### WORK TASK
From the data, return each line holding the word "label".

-*-

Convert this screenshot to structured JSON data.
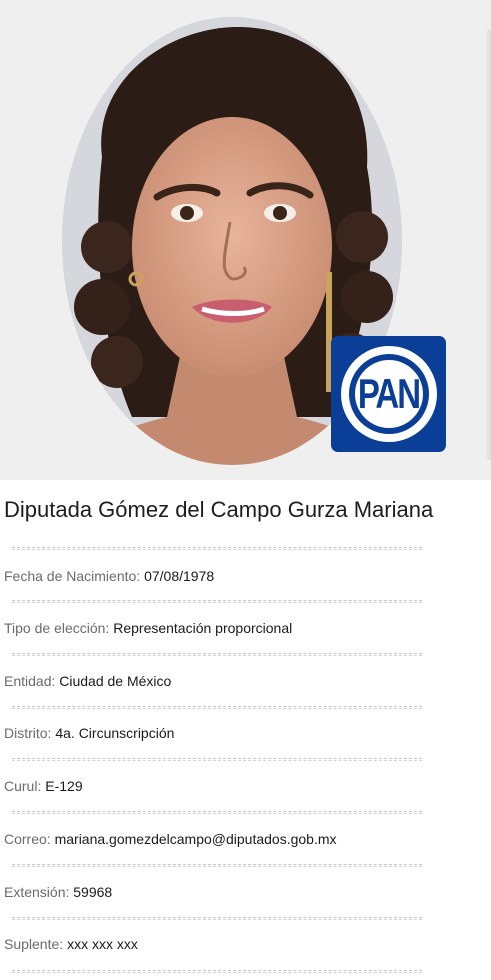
{
  "party": {
    "logo_text": "PAN",
    "color": "#0b3e96"
  },
  "profile": {
    "name": "Diputada Gómez del Campo Gurza Mariana",
    "fields": [
      {
        "label": "Fecha de Nacimiento:",
        "value": "07/08/1978"
      },
      {
        "label": "Tipo de elección:",
        "value": "Representación proporcional"
      },
      {
        "label": "Entidad:",
        "value": "Ciudad de México"
      },
      {
        "label": "Distrito:",
        "value": "4a. Circunscripción"
      },
      {
        "label": "Curul:",
        "value": "E-129"
      },
      {
        "label": "Correo:",
        "value": "mariana.gomezdelcampo@diputados.gob.mx"
      },
      {
        "label": "Extensión:",
        "value": "59968"
      },
      {
        "label": "Suplente:",
        "value": "xxx xxx xxx"
      }
    ]
  },
  "colors": {
    "photo_background": "#efefef",
    "divider": "#c7c7c7"
  }
}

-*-

### YOUR RESPONSE
        "label": "Fecha de Nacimiento:",
        "label": "Tipo de elección:",
        "label": "Entidad:",
        "label": "Distrito:",
        "label": "Curul:",
        "label": "Correo:",
        "label": "Extensión:",
        "label": "Suplente:",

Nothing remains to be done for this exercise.